* **WORK TASK**
Please output the whole listing below exactly as it is.

Start of THE INPUT

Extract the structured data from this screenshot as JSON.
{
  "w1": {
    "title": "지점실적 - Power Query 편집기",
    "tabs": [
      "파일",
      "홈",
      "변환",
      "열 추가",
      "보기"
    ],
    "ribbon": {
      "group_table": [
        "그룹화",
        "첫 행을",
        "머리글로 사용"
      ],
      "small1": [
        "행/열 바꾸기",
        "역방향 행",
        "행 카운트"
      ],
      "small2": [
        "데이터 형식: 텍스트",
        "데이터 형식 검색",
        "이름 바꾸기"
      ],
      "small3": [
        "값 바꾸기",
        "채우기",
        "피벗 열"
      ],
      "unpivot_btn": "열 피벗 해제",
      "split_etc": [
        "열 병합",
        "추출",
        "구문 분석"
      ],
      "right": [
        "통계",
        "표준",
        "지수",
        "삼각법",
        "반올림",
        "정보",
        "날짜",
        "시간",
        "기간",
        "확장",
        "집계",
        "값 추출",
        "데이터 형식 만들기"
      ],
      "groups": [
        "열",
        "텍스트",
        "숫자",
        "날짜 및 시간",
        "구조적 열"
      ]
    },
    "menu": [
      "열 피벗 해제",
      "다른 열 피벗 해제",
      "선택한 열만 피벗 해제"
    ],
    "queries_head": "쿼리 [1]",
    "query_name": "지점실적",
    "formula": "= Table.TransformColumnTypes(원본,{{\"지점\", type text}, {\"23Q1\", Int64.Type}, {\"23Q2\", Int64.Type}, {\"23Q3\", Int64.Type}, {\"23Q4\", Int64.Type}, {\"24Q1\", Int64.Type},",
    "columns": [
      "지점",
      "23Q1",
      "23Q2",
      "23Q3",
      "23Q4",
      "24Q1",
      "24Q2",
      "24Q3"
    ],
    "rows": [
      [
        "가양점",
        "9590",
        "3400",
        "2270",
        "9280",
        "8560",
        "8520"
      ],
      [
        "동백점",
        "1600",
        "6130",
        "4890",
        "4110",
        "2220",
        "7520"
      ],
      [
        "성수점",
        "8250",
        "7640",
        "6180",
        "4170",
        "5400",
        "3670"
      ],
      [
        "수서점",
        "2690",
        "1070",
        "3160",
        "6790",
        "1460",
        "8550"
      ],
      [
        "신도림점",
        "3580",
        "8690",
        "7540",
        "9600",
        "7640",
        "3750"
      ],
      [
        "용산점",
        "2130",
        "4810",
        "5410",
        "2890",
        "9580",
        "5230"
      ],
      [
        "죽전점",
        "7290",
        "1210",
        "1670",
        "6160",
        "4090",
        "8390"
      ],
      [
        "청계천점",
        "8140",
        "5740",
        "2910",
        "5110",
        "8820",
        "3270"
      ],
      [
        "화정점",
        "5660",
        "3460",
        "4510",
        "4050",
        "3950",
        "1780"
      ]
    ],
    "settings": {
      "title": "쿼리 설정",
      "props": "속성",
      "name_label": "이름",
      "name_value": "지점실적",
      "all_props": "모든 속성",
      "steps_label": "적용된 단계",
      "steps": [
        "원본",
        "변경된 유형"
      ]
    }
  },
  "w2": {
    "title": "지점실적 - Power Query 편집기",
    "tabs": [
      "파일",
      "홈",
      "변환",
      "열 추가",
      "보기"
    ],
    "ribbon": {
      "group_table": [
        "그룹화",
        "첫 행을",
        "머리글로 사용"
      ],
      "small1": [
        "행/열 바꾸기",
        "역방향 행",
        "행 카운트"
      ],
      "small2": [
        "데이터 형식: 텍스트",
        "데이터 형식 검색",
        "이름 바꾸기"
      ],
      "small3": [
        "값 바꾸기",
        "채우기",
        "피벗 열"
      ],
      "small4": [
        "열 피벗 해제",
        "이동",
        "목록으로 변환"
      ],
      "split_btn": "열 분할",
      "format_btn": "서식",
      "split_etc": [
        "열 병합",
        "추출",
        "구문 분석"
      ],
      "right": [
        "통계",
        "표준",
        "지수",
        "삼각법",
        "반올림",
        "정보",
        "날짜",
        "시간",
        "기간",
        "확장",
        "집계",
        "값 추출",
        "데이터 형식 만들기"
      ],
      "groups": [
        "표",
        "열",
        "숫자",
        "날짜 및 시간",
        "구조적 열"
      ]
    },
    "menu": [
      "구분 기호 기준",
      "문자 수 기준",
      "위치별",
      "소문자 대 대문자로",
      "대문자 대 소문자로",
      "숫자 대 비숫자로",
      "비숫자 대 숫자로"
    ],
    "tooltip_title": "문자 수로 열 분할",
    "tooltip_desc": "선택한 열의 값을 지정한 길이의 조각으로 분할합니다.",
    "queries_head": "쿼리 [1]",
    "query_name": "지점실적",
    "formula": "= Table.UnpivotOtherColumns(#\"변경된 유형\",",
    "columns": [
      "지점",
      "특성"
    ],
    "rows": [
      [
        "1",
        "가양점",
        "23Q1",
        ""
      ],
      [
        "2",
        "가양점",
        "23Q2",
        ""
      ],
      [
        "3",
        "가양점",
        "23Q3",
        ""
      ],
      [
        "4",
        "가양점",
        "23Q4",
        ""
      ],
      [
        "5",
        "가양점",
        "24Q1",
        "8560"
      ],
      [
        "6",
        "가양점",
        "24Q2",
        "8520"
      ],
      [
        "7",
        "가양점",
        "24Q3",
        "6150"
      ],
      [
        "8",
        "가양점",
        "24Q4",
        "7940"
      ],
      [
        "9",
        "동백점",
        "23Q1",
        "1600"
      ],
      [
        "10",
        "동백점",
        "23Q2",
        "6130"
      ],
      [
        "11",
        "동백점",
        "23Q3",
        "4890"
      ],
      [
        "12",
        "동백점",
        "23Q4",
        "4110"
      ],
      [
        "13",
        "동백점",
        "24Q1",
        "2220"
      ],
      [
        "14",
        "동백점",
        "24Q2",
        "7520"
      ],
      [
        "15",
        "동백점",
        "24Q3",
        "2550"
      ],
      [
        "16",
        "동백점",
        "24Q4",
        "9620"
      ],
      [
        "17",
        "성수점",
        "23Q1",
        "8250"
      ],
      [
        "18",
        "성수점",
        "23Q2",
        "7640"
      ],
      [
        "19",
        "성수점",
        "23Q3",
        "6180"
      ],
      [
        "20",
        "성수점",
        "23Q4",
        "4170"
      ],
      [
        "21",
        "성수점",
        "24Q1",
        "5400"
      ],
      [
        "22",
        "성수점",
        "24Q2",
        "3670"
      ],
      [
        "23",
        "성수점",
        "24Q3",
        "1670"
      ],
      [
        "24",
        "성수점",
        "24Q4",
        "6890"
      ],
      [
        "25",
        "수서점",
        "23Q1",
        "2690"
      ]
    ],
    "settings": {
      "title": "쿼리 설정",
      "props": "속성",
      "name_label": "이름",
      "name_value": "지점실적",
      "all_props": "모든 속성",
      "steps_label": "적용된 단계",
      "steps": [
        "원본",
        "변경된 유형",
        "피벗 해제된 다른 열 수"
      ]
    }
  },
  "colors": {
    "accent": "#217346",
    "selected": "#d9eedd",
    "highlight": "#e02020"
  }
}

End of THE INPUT

* **EXERCISE RESPONSE**
Extract the structured data from this screenshot as JSON.
{
  "w1": {
    "title": "지점실적 - Power Query 편집기",
    "tabs": [
      "파일",
      "홈",
      "변환",
      "열 추가",
      "보기"
    ],
    "ribbon": {
      "group_table": [
        "그룹화",
        "첫 행을",
        "머리글로 사용"
      ],
      "small1": [
        "행/열 바꾸기",
        "역방향 행",
        "행 카운트"
      ],
      "small2": [
        "데이터 형식: 텍스트",
        "데이터 형식 검색",
        "이름 바꾸기"
      ],
      "small3": [
        "값 바꾸기",
        "채우기",
        "피벗 열"
      ],
      "unpivot_btn": "열 피벗 해제",
      "split_etc": [
        "열 병합",
        "추출",
        "구문 분석"
      ],
      "right": [
        "통계",
        "표준",
        "지수",
        "삼각법",
        "반올림",
        "정보",
        "날짜",
        "시간",
        "기간",
        "확장",
        "집계",
        "값 추출",
        "데이터 형식 만들기"
      ],
      "groups": [
        "열",
        "텍스트",
        "숫자",
        "날짜 및 시간",
        "구조적 열"
      ]
    },
    "menu": [
      "열 피벗 해제",
      "다른 열 피벗 해제",
      "선택한 열만 피벗 해제"
    ],
    "queries_head": "쿼리 [1]",
    "query_name": "지점실적",
    "formula": "= Table.TransformColumnTypes(원본,{{\"지점\", type text}, {\"23Q1\", Int64.Type}, {\"23Q2\", Int64.Type}, {\"23Q3\", Int64.Type}, {\"23Q4\", Int64.Type}, {\"24Q1\", Int64.Type},",
    "columns": [
      "지점",
      "23Q1",
      "23Q2",
      "23Q3",
      "23Q4",
      "24Q1",
      "24Q2",
      "24Q3"
    ],
    "rows": [
      [
        "가양점",
        "9590",
        "3400",
        "2270",
        "9280",
        "8560",
        "8520"
      ],
      [
        "동백점",
        "1600",
        "6130",
        "4890",
        "4110",
        "2220",
        "7520"
      ],
      [
        "성수점",
        "8250",
        "7640",
        "6180",
        "4170",
        "5400",
        "3670"
      ],
      [
        "수서점",
        "2690",
        "1070",
        "3160",
        "6790",
        "1460",
        "8550"
      ],
      [
        "신도림점",
        "3580",
        "8690",
        "7540",
        "9600",
        "7640",
        "3750"
      ],
      [
        "용산점",
        "2130",
        "4810",
        "5410",
        "2890",
        "9580",
        "5230"
      ],
      [
        "죽전점",
        "7290",
        "1210",
        "1670",
        "6160",
        "4090",
        "8390"
      ],
      [
        "청계천점",
        "8140",
        "5740",
        "2910",
        "5110",
        "8820",
        "3270"
      ],
      [
        "화정점",
        "5660",
        "3460",
        "4510",
        "4050",
        "3950",
        "1780"
      ]
    ],
    "settings": {
      "title": "쿼리 설정",
      "props": "속성",
      "name_label": "이름",
      "name_value": "지점실적",
      "all_props": "모든 속성",
      "steps_label": "적용된 단계",
      "steps": [
        "원본",
        "변경된 유형"
      ]
    }
  },
  "w2": {
    "title": "지점실적 - Power Query 편집기",
    "tabs": [
      "파일",
      "홈",
      "변환",
      "열 추가",
      "보기"
    ],
    "ribbon": {
      "group_table": [
        "그룹화",
        "첫 행을",
        "머리글로 사용"
      ],
      "small1": [
        "행/열 바꾸기",
        "역방향 행",
        "행 카운트"
      ],
      "small2": [
        "데이터 형식: 텍스트",
        "데이터 형식 검색",
        "이름 바꾸기"
      ],
      "small3": [
        "값 바꾸기",
        "채우기",
        "피벗 열"
      ],
      "small4": [
        "열 피벗 해제",
        "이동",
        "목록으로 변환"
      ],
      "split_btn": "열 분할",
      "format_btn": "서식",
      "split_etc": [
        "열 병합",
        "추출",
        "구문 분석"
      ],
      "right": [
        "통계",
        "표준",
        "지수",
        "삼각법",
        "반올림",
        "정보",
        "날짜",
        "시간",
        "기간",
        "확장",
        "집계",
        "값 추출",
        "데이터 형식 만들기"
      ],
      "groups": [
        "표",
        "열",
        "숫자",
        "날짜 및 시간",
        "구조적 열"
      ]
    },
    "menu": [
      "구분 기호 기준",
      "문자 수 기준",
      "위치별",
      "소문자 대 대문자로",
      "대문자 대 소문자로",
      "숫자 대 비숫자로",
      "비숫자 대 숫자로"
    ],
    "tooltip_title": "문자 수로 열 분할",
    "tooltip_desc": "선택한 열의 값을 지정한 길이의 조각으로 분할합니다.",
    "queries_head": "쿼리 [1]",
    "query_name": "지점실적",
    "formula": "= Table.UnpivotOtherColumns(#\"변경된 유형\",",
    "columns": [
      "지점",
      "특성"
    ],
    "rows": [
      [
        "1",
        "가양점",
        "23Q1",
        ""
      ],
      [
        "2",
        "가양점",
        "23Q2",
        ""
      ],
      [
        "3",
        "가양점",
        "23Q3",
        ""
      ],
      [
        "4",
        "가양점",
        "23Q4",
        ""
      ],
      [
        "5",
        "가양점",
        "24Q1",
        "8560"
      ],
      [
        "6",
        "가양점",
        "24Q2",
        "8520"
      ],
      [
        "7",
        "가양점",
        "24Q3",
        "6150"
      ],
      [
        "8",
        "가양점",
        "24Q4",
        "7940"
      ],
      [
        "9",
        "동백점",
        "23Q1",
        "1600"
      ],
      [
        "10",
        "동백점",
        "23Q2",
        "6130"
      ],
      [
        "11",
        "동백점",
        "23Q3",
        "4890"
      ],
      [
        "12",
        "동백점",
        "23Q4",
        "4110"
      ],
      [
        "13",
        "동백점",
        "24Q1",
        "2220"
      ],
      [
        "14",
        "동백점",
        "24Q2",
        "7520"
      ],
      [
        "15",
        "동백점",
        "24Q3",
        "2550"
      ],
      [
        "16",
        "동백점",
        "24Q4",
        "9620"
      ],
      [
        "17",
        "성수점",
        "23Q1",
        "8250"
      ],
      [
        "18",
        "성수점",
        "23Q2",
        "7640"
      ],
      [
        "19",
        "성수점",
        "23Q3",
        "6180"
      ],
      [
        "20",
        "성수점",
        "23Q4",
        "4170"
      ],
      [
        "21",
        "성수점",
        "24Q1",
        "5400"
      ],
      [
        "22",
        "성수점",
        "24Q2",
        "3670"
      ],
      [
        "23",
        "성수점",
        "24Q3",
        "1670"
      ],
      [
        "24",
        "성수점",
        "24Q4",
        "6890"
      ],
      [
        "25",
        "수서점",
        "23Q1",
        "2690"
      ]
    ],
    "settings": {
      "title": "쿼리 설정",
      "props": "속성",
      "name_label": "이름",
      "name_value": "지점실적",
      "all_props": "모든 속성",
      "steps_label": "적용된 단계",
      "steps": [
        "원본",
        "변경된 유형",
        "피벗 해제된 다른 열 수"
      ]
    }
  },
  "colors": {
    "accent": "#217346",
    "selected": "#d9eedd",
    "highlight": "#e02020"
  }
}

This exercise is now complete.